When someone dies and they have written a Will, the Executor is responsible for dealing with the estate.  In many cases it will be necessary to apply for a Grant of Probate, which is the legal tool the Executor needs to use to collect in the assets and settle any debts.

A Grant of Probate is obtained via the Probate Courts and a fee is charged for the cost of providing that service.  If you wish to apply for Probate yourself, the fee costs £215 or if you use a solicitor to handle it for you, the fee falls to £155.

As we have reported previously, the Government decided to replace this system with a sliding scale of charges, determined by the value of the estate left by the deceased.  The charges range from nothing at all to £20,000. The table below shows how the new fees would work.


Breakdown of new probate court fees

Value of estate (before inheritance tax)

New Probate fee

Up to £50,000


£50,000 – £300,000


£300,000 – £500,000


£500,000 – £1m


£1m – £1.6m


£1.6m – £2m


Above £2m


Given the snap election in June, the fee changes have now been put on hold, but have the potential to be put into force or changed even further by whichever party is elected.

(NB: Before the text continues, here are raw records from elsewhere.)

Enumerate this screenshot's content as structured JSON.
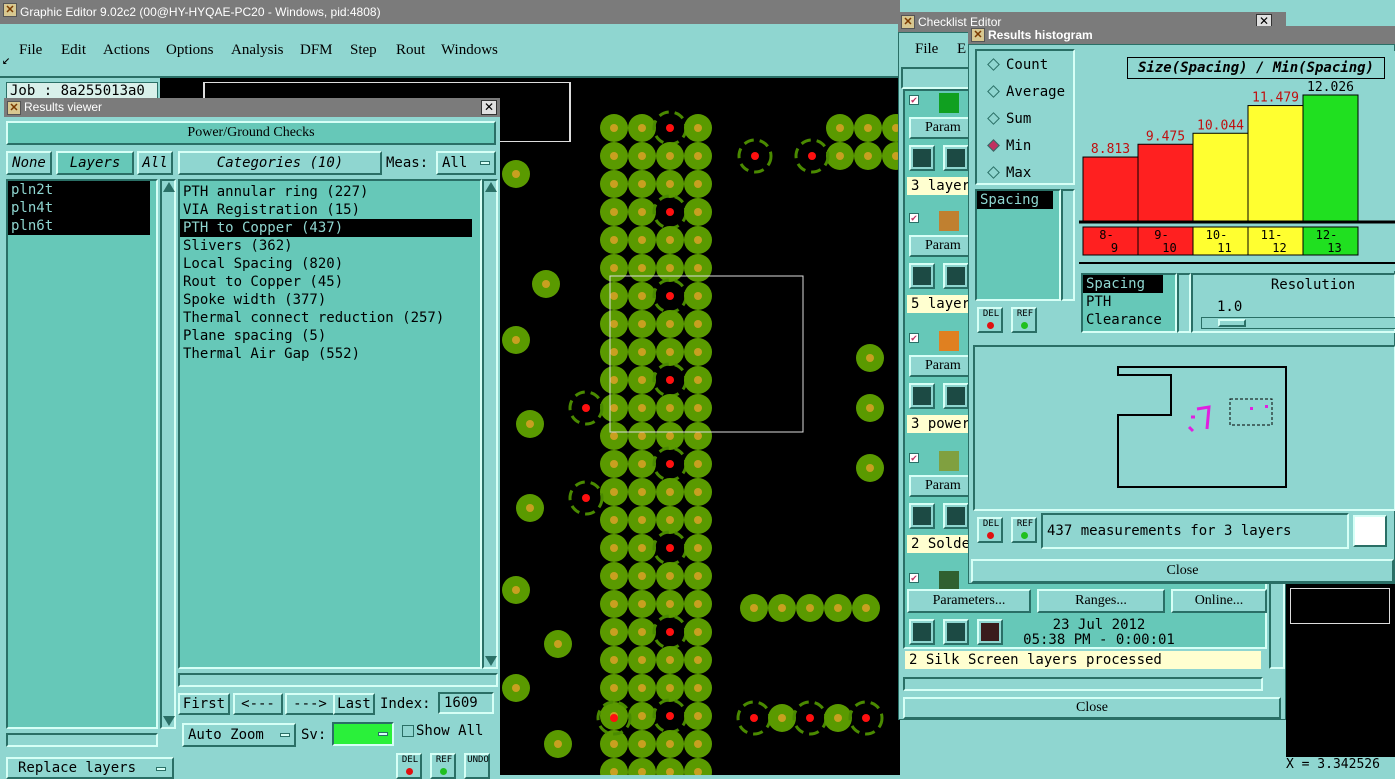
{
  "main_window": {
    "title": "Graphic Editor 9.02c2 (00@HY-HYQAE-PC20 - Windows, pid:4808)",
    "menu": [
      "File",
      "Edit",
      "Actions",
      "Options",
      "Analysis",
      "DFM",
      "Step",
      "Rout",
      "Windows"
    ],
    "job_label": "Job : 8a255013a0"
  },
  "results_viewer": {
    "title": "Results viewer",
    "header": "Power/Ground Checks",
    "filter_none": "None",
    "filter_layers": "Layers",
    "filter_all": "All",
    "categories_label": "Categories (10)",
    "meas_label": "Meas:",
    "meas_value": "All",
    "layers": [
      "pln2t",
      "pln4t",
      "pln6t"
    ],
    "categories": [
      "PTH annular ring (227)",
      "VIA Registration (15)",
      "PTH to Copper (437)",
      "Slivers (362)",
      "Local Spacing (820)",
      "Rout to Copper (45)",
      "Spoke width (377)",
      "Thermal connect reduction (257)",
      "Plane spacing (5)",
      "Thermal Air Gap (552)"
    ],
    "selected_category": 2,
    "nav_first": "First",
    "nav_prev": "<---",
    "nav_next": "--->",
    "nav_last": "Last",
    "index_label": "Index:",
    "index_value": "1609",
    "auto_zoom": "Auto Zoom",
    "sv_label": "Sv:",
    "show_all": "Show All",
    "replace_layers": "Replace layers",
    "del_label": "DEL",
    "ref_label": "REF",
    "undo_label": "UNDO"
  },
  "checklist_editor": {
    "title": "Checklist Editor",
    "menu": [
      "File",
      "E"
    ],
    "param_label": "Param",
    "rows": [
      "3 layer",
      "5 layer",
      "3 power",
      "2 Solde"
    ],
    "btn_parameters": "Parameters...",
    "btn_ranges": "Ranges...",
    "btn_online": "Online...",
    "date": "23 Jul 2012",
    "time": "05:38 PM - 0:00:01",
    "status": "2 Silk Screen layers processed",
    "close": "Close"
  },
  "histogram": {
    "title": "Results histogram",
    "modes": [
      "Count",
      "Average",
      "Sum",
      "Min",
      "Max"
    ],
    "selected_mode": 3,
    "list_item": "Spacing",
    "chart_title": "Size(Spacing) / Min(Spacing)",
    "spacing_list": [
      "Spacing",
      "PTH",
      "Clearance"
    ],
    "resolution_label": "Resolution",
    "resolution_value": "1.0",
    "status": "437 measurements for 3 layers",
    "close": "Close",
    "del_label": "DEL",
    "ref_label": "REF",
    "bar_colors": [
      "#ff2020",
      "#ff2020",
      "#ffff30",
      "#ffff30",
      "#20e020"
    ]
  },
  "chart_data": {
    "type": "bar",
    "title": "Size(Spacing) / Min(Spacing)",
    "categories": [
      "8-9",
      "9-10",
      "10-11",
      "11-12",
      "12-13"
    ],
    "values": [
      8.813,
      9.475,
      10.044,
      11.479,
      12.026
    ],
    "ylim": [
      0,
      12.026
    ]
  },
  "coord_readout": "X = 3.342526"
}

For most people, the potential changes actually mean that the cost of Probate will fall. According to the Ministry of Justice, around 58% of estates are worth less than £50,000 or are otherwise exempt from requiring a Grant of Probate. That is not the case for many of our clients.

A further 23% of estates are worth between £50,000 and less than £300,000, meaning only a small price rise. However, large estates face a potentially significant extra cost.

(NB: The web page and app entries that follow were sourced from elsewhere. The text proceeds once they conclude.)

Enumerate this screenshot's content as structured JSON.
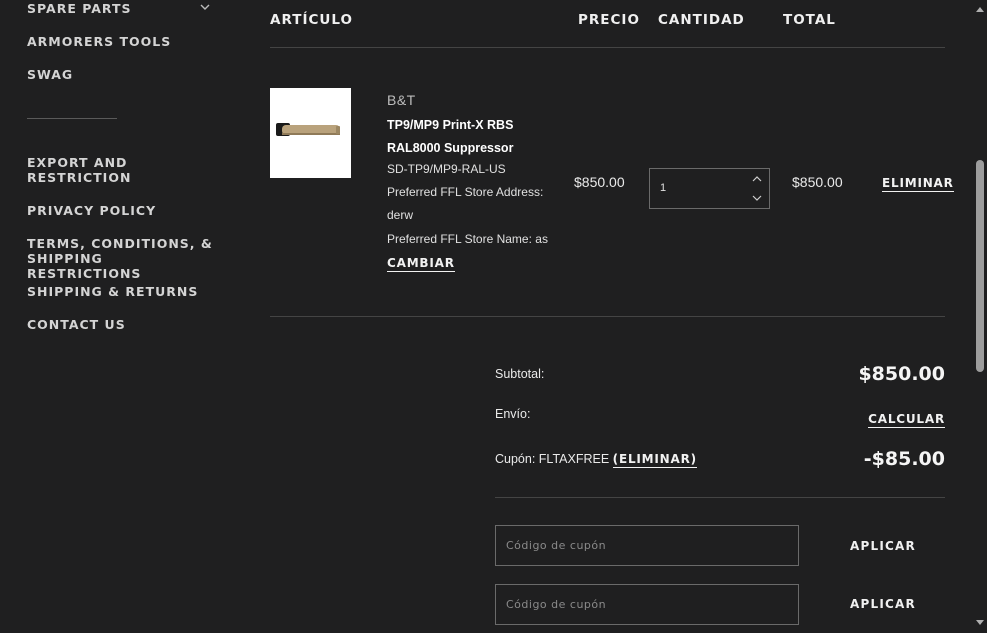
{
  "sidebar": {
    "items": [
      {
        "label": "SPARE PARTS"
      },
      {
        "label": "ARMORERS TOOLS"
      },
      {
        "label": "SWAG"
      },
      {
        "label": "EXPORT AND RESTRICTION"
      },
      {
        "label": "PRIVACY POLICY"
      },
      {
        "label": "TERMS, CONDITIONS, & SHIPPING RESTRICTIONS"
      },
      {
        "label": "SHIPPING & RETURNS"
      },
      {
        "label": "CONTACT US"
      }
    ],
    "expand_icon": "chevron-down-icon"
  },
  "table": {
    "headers": {
      "article": "ARTÍCULO",
      "price": "PRECIO",
      "quantity": "CANTIDAD",
      "total": "TOTAL"
    }
  },
  "item": {
    "brand": "B&T",
    "name": "TP9/MP9 Print-X RBS RAL8000 Suppressor",
    "sku": "SD-TP9/MP9-RAL-US",
    "ffl_address_label": "Preferred FFL Store Address:",
    "ffl_address_value": "derw",
    "ffl_name": "Preferred FFL Store Name: as",
    "change_label": "CAMBIAR",
    "price": "$850.00",
    "quantity": "1",
    "total": "$850.00",
    "remove_label": "ELIMINAR",
    "product_color": "#b9a27c"
  },
  "totals": {
    "subtotal_label": "Subtotal:",
    "subtotal_value": "$850.00",
    "shipping_label": "Envío:",
    "shipping_action": "CALCULAR",
    "coupon_label": "Cupón: FLTAXFREE",
    "coupon_remove": "(ELIMINAR)",
    "coupon_value": "-$85.00"
  },
  "coupon_forms": [
    {
      "placeholder": "Código de cupón",
      "button": "APLICAR"
    },
    {
      "placeholder": "Código de cupón",
      "button": "APLICAR"
    }
  ],
  "colors": {
    "background": "#1f1f20",
    "text": "#e8e8e8",
    "divider": "#444444"
  }
}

Critics have dubbed this system a stealth ‘death tax’, but it remains likely that the next Government would still introduce the changes despite a great deal of opposition.

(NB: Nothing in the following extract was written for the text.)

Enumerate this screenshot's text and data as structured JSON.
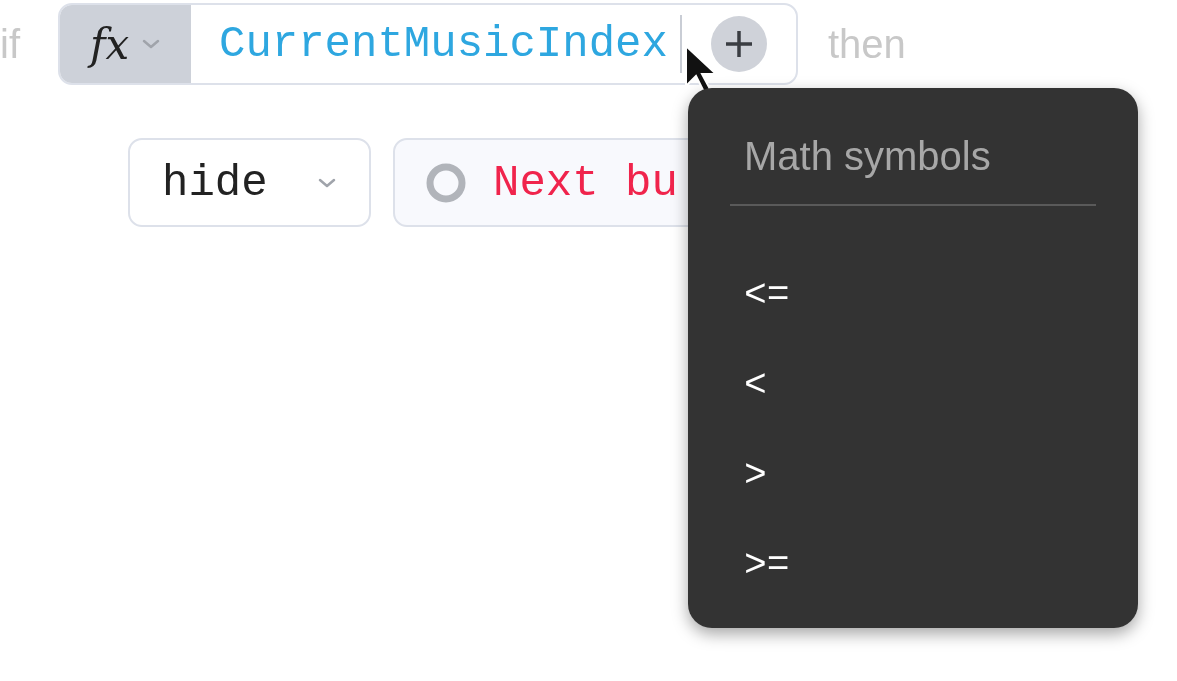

We will be keeping a close eye on proceedings and will advise our clients of the eventual outcome of the new probate court fees in due course. But if you have any questions, do get in touch.

This entry was posted on Wednesday, 26th April 2017 at 2:31 pm and is filed under Estate Planning. You can follow any responses to this entry through the RSS 2.0 feed.